Friday, May 7, 2021
Judge Marilyn Horan
Daniel Wiessner for Reuters reports on a decision by the U.S. Court of Appeals for the Third Circuit earlier this week that is "the latest to rule that immigration judges have the authority to indefinitely close deportation cases while awaiting rulings in related proceedings, rejecting the conclusion of Trump-era Attorney General Jeff Sessions."
The Third Circuit held the Board of Immigration Appeals should have allowed Mexican citizen Abner Arcos Sanchez to ask a judge for "administrative closure" of his removal case so he could seek to renew his Deferred Action for Childhood Arrivals (DACA) status. Joining the Fourth and Seventh Circuits (and disagreeing with the Sixth Circuit), the court rejected Sessions' opinion in Matter of Castro-Tum (2018) that the immigration courts lacked the authority for administrative closure.

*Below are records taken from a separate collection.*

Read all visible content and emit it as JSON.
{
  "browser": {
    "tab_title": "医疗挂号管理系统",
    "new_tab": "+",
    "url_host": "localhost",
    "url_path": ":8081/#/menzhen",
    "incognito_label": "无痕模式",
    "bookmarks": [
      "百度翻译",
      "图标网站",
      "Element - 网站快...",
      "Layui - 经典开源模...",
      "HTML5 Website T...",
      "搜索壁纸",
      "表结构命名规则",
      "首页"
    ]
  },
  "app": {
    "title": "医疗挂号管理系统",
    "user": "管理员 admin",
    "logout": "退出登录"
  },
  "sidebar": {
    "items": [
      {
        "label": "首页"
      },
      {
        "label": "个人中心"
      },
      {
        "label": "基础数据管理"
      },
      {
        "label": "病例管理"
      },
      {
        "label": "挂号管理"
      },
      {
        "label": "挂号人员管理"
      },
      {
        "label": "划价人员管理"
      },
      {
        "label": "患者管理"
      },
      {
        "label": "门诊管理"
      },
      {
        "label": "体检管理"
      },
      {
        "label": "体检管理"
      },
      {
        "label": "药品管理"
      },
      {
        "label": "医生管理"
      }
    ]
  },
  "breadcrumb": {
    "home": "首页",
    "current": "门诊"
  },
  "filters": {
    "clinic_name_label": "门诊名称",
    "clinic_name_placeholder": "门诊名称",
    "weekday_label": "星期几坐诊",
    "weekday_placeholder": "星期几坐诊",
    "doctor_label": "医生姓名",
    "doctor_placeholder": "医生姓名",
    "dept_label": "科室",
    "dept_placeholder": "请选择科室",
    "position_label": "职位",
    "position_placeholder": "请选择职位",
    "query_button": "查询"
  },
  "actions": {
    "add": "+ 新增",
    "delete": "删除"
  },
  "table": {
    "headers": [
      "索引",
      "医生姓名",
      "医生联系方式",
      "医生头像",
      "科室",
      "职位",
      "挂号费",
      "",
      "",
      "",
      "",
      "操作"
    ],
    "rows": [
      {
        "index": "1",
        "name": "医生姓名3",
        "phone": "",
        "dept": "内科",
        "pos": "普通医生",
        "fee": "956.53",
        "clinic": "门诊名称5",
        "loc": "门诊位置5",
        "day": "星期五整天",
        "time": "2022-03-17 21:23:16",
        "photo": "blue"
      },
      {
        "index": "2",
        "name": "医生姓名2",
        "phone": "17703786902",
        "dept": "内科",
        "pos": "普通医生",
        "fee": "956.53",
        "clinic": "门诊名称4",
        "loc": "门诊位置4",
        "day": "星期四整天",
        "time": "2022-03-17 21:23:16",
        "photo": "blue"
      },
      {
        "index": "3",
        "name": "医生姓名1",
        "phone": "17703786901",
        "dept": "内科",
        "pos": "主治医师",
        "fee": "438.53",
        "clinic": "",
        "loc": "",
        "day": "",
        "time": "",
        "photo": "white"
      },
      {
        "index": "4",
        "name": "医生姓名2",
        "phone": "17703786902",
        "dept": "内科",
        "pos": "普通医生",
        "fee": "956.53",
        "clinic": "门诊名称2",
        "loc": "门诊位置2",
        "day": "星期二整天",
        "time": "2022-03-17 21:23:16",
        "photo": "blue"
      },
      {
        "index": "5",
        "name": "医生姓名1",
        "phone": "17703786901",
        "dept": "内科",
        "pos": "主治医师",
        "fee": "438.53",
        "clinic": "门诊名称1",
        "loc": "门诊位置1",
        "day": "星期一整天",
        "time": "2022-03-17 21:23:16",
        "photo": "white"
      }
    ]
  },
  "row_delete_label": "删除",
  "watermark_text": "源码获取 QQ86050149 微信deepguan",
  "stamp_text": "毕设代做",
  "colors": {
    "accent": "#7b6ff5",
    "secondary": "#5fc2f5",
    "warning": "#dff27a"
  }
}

District Court Judge Marilyn Horan (U.S. District Judge for the Western District of Pennsylvania, sitting by
designation) wrote for the majority. The introduction to the opinion reads as follows:
"Abner Antonio Arcos Sanchez petitions for review of the Board of Immigration Appeals’ (“Board”) decision dismissing his appeal of an Immigration Judge’s (“IJ”) denial of his application for asylum, withholding of removal under 8 U.S.C. § 1231(b)(3), and withholding of removal under the Convention Against Torture (“CAT”). The Board also denied Arcos Sanchez’s request for remand to the IJ for administrative closure, which would have given time for renewal of his Deferred Action for Childhood Arrivals (“DACA”) status. On this latter issue, the Board cited then Attorney General Sessions’ decision in Matter of Castro-Tum, 27 I. & N. Dec. 271 (A.G. 2018). The Board determined that the IJ and the Board did not have authority to administratively close proceedings, unless a regulation or a previous judicially approved settlement expressly authorizes such an action” as set forth in Castro-Tum. A.R. 4. As such, remand for consideration of administrative closure, while Arcos Sanchez pursued DACA status renewal, was denied. For the reasons we discuss below, we grant Arcos Sanchez’s petition for
review, vacate the Board’s decision, and remand for proceedings consistent with this opinion."
Judge Paul Matey, a Trump appointee, dissented.
UPDATE (may 10);: For analysis of the Sanchez decision by Cyrus Mehta, see this article. He acknowledges the split in the circuits and concludes:
"The Biden administration should thus refrain from appealing Sanchez to the Supreme Court notwithstanding the circuit split. . . . [D]espite the change in composition of the Supreme Court, there is still a very strong likelihood that the Biden administration will lose big in the Supreme Court if it asks the court to uphold Castro Tum. It would be much easier, and more in line with the Biden administration’s thinking on bringing fairness to immigration proceedings that Trump undermined, for AG Garland to withdraw Castro Tum . . . ."